--- Data provided Enclosed Below ---

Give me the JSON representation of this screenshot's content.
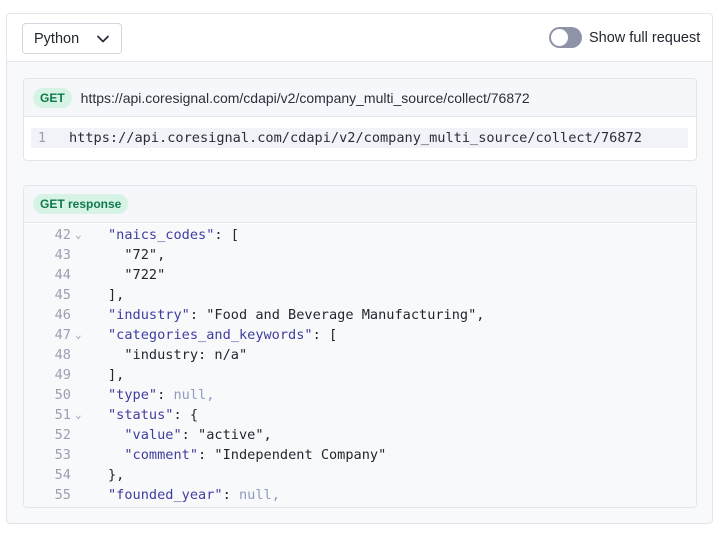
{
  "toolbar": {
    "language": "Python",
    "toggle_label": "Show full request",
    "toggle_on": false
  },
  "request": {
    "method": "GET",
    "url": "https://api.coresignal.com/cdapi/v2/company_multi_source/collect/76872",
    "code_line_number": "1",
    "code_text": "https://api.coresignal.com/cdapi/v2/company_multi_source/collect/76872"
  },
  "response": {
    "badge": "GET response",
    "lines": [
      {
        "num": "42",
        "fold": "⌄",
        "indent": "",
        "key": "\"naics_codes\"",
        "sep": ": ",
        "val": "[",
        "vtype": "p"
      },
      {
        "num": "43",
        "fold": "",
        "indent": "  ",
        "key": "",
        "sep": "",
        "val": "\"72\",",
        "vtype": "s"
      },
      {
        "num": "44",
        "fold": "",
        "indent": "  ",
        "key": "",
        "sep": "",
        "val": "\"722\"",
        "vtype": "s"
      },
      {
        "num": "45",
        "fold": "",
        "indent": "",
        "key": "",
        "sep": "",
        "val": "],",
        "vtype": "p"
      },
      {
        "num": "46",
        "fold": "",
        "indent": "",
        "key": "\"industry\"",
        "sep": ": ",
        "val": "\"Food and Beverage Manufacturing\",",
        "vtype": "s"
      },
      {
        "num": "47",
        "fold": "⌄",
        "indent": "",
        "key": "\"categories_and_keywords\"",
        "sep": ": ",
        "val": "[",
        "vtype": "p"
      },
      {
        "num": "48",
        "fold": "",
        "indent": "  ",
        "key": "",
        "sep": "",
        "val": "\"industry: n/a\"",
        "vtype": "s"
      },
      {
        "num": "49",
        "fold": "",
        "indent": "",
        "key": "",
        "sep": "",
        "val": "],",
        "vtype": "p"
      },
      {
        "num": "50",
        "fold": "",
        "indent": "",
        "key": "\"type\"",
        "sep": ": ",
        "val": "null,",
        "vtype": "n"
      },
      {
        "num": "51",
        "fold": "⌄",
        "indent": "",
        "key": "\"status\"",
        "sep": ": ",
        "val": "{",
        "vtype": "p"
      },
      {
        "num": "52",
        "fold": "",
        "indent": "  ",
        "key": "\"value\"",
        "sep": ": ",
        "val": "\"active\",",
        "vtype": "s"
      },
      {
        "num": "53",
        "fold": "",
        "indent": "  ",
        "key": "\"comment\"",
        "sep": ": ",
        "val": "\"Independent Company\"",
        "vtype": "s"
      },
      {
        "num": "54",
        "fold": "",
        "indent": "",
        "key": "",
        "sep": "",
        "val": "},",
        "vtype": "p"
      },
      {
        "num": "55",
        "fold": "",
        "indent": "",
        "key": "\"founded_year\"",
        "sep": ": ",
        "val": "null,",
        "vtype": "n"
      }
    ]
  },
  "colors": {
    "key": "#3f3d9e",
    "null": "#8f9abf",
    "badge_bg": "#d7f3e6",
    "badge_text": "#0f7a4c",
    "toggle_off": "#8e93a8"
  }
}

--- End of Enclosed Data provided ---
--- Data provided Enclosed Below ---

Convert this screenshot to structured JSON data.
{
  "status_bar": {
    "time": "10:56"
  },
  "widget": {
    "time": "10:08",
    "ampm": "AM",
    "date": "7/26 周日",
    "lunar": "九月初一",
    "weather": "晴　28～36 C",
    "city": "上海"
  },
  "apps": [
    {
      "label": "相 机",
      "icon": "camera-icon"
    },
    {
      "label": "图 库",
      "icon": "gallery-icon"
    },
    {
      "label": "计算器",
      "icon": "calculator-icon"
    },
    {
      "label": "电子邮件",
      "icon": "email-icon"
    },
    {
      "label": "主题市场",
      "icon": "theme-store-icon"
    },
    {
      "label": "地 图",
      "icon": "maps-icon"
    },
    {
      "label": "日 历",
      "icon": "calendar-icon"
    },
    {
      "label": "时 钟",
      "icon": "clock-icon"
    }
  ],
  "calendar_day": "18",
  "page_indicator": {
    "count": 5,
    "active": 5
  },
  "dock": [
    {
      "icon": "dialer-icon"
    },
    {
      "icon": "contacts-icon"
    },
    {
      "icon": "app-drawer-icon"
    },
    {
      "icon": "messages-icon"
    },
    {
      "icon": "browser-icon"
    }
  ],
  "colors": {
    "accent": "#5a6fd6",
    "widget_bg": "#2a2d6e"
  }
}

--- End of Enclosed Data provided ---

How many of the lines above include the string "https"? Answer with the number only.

2